In that context, the attention also has to be drawn to the off-taker risk. When the location of the hybrid project is remote, the potential return is better. At the same time, the off-taker risk rises. In remote locations the electricity cannot be easily sold to other industrial off-takers. The solution then normally is to dismantle, move and rebuild the plant. Various companies have developed redeployable, mobile concepts for solar plants. Normally, these solutions are suited best for small- and medium-sized loads, such as the exploration phase in mining.
Due to high transaction costs for financing, investors are above all interested larger projects. The special attraction of mines is that they combine high loads, respectively electricity consumption, at remote locations with good credit ratings of mining companies. The traditional finance sector considers mining companies as particularly reliable partners. It is no surprise that the external investors try to transfer the off-taking risk from the individual mine to the mining group.
In general, the risks can be reduced from the investor’s perspective by investing in a portfolio of hybrid projects – especially if the portfolios differs regarding country, industry, industrial segment – such as different resources in mining – and company on the off-taker’s side. On the technology side, additional risk mitigation is possible by investing in different installation types, such as wind or solar and different plant components.

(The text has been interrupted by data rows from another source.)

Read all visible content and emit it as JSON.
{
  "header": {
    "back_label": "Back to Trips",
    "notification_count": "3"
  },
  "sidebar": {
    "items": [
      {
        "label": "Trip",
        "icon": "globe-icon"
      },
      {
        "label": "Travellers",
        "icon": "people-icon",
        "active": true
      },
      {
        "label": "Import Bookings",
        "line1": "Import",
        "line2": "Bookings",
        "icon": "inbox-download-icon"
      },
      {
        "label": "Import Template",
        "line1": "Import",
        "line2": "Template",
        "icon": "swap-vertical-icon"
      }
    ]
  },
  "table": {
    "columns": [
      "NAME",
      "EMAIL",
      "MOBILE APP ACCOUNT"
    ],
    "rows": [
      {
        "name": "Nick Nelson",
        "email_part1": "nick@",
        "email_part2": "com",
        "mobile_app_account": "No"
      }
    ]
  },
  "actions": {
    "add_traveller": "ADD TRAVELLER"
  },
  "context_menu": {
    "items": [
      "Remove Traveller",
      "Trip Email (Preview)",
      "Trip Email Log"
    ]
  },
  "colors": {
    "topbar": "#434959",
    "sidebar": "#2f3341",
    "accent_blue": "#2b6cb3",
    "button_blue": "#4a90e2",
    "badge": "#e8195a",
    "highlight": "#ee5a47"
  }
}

In comparison to grid-connected projects, some of the risks are even smaller in hybrid projects. In remote locations, the future value of electricity from renewable energy plants fully depends on the price for electricity from diesel. Considerations about the development of the energy system and the future value of solar and wind power in case that renewable energy gains even more importance do not play an important role for evaluating the business case of hybrid projects.
Hybrid projects are normally more complex than grid-connected solar or wind projects. This complexity, however, is rewarded with potentially higher returns. That potential adds to the fact that off-grid solar- and wind-diesel projects are normally profitable without any governmental incentives or subsidies.
On the project finance side, we see a repaid development that suggests that external funding will not be a major bottleneck for hybrid projects in the near future, especially not applications in locations with a low country risk. At the forefront of this development we see renewable energy investors who are experienced in solar and wind projects. That investor type will assess the technology risks of solar and wind adequately low, which leads to a realistic overall evaluation of the hybrid projects.
The study “Solar-diesel-hybrid power plants at mines: Opportunities for external investors” can be downloaded at th-energy.net.
Lead image: Giant Ore Truck at Copper Mine. Credit: Shutterstock.